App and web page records
<<<<

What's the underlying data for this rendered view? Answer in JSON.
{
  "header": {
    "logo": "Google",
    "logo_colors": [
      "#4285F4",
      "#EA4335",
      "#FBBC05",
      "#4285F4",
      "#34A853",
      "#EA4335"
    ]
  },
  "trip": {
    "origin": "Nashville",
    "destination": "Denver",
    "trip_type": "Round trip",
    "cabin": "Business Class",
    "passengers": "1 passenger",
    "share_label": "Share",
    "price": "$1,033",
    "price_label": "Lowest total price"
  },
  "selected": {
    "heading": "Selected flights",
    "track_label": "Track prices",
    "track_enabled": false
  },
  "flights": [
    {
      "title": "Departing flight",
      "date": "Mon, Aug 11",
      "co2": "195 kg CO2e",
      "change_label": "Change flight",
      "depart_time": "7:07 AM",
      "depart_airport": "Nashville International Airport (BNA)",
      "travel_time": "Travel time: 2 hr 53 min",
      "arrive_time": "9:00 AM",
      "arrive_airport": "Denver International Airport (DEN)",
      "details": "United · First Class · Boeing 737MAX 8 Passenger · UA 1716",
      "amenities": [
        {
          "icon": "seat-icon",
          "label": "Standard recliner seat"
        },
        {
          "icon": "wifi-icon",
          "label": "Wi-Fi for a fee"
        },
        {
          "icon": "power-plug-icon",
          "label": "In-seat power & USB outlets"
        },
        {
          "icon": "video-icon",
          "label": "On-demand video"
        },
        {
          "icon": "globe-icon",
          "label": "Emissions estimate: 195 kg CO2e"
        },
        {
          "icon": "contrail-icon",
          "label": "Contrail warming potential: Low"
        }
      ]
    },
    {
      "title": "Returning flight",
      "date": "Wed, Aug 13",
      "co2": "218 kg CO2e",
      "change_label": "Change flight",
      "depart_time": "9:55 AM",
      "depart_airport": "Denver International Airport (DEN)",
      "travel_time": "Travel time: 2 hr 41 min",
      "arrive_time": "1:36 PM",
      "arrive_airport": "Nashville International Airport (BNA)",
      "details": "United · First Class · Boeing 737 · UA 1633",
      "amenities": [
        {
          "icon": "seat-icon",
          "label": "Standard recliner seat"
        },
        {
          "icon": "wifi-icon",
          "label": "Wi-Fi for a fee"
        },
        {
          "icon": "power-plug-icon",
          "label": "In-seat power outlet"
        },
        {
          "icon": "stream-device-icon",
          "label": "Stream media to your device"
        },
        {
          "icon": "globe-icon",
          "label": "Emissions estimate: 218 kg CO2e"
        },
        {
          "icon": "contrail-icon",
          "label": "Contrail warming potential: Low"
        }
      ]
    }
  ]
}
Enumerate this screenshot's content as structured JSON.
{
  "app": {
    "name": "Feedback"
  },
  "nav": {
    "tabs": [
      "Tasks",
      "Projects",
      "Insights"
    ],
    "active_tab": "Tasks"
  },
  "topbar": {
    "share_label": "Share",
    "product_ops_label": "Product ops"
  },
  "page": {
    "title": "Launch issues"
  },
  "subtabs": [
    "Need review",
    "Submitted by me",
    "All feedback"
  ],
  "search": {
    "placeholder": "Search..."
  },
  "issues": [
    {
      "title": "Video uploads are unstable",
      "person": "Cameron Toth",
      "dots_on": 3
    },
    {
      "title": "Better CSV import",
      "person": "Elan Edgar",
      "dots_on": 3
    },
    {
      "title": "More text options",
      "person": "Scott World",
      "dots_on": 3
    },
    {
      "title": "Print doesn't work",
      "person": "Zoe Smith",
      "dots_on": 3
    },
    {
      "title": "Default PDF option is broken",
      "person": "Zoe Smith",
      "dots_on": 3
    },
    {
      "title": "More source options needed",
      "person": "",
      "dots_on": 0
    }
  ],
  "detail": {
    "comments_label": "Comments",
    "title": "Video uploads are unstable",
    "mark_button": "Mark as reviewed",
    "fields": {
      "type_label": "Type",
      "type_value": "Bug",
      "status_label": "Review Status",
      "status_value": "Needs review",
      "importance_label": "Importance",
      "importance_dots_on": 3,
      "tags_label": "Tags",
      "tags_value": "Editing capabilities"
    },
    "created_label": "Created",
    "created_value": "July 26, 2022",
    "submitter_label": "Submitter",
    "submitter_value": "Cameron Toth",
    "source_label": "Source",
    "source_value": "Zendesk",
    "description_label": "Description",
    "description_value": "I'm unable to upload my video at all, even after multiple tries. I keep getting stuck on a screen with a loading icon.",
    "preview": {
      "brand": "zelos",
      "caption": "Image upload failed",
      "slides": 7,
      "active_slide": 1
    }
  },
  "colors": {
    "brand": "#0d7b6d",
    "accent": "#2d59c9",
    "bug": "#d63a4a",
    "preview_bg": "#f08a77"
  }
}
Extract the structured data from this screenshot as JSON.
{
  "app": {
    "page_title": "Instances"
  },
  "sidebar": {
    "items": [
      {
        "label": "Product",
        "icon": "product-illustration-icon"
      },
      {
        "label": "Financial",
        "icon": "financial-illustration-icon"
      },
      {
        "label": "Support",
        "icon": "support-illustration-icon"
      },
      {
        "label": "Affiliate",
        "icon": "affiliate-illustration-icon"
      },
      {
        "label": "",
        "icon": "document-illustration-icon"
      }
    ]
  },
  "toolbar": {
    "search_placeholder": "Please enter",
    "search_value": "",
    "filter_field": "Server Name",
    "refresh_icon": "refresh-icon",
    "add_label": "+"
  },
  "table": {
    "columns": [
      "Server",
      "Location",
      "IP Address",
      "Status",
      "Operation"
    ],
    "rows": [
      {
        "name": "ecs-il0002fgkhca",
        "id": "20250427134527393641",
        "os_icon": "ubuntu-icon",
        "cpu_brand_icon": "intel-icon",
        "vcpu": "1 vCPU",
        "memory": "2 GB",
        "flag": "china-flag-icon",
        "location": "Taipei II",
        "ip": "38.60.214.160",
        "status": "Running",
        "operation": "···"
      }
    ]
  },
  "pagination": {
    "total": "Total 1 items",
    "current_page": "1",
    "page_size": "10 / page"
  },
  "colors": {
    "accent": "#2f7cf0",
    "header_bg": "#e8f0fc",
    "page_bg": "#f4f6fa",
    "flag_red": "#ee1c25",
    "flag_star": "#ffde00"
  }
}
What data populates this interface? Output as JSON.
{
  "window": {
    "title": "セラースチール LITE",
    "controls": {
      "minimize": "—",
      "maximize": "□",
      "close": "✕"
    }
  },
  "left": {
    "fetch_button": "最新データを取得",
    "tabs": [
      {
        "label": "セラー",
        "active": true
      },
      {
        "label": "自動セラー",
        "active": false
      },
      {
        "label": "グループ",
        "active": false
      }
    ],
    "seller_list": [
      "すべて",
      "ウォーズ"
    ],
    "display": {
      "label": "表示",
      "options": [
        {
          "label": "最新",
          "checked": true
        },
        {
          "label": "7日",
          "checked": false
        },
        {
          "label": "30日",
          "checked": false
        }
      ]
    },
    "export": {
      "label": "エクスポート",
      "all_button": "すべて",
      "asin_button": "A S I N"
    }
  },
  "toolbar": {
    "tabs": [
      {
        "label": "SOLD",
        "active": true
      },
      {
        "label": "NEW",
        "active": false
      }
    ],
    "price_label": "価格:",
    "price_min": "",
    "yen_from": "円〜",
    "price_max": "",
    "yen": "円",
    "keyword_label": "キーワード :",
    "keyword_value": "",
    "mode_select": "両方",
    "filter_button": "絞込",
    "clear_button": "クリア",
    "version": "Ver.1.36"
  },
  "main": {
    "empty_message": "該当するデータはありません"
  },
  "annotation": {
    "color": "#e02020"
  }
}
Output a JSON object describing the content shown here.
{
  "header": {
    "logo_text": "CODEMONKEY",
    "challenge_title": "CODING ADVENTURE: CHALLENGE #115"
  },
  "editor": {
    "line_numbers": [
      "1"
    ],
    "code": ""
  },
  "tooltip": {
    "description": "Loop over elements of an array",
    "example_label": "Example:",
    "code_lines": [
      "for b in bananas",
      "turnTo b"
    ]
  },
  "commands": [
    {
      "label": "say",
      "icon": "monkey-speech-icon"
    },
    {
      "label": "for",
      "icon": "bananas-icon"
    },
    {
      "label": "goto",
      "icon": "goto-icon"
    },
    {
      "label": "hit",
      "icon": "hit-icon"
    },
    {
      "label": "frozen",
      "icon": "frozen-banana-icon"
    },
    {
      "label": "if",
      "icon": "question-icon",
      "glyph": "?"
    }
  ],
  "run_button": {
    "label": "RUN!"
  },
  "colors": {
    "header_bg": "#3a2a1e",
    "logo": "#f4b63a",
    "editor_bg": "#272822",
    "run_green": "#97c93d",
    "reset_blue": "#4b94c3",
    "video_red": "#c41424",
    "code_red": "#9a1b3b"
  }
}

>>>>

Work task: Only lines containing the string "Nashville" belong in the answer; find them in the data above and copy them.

Finished task:
    "origin": "Nashville",
      "depart_airport": "Nashville International Airport (BNA)",
      "arrive_airport": "Nashville International Airport (BNA)",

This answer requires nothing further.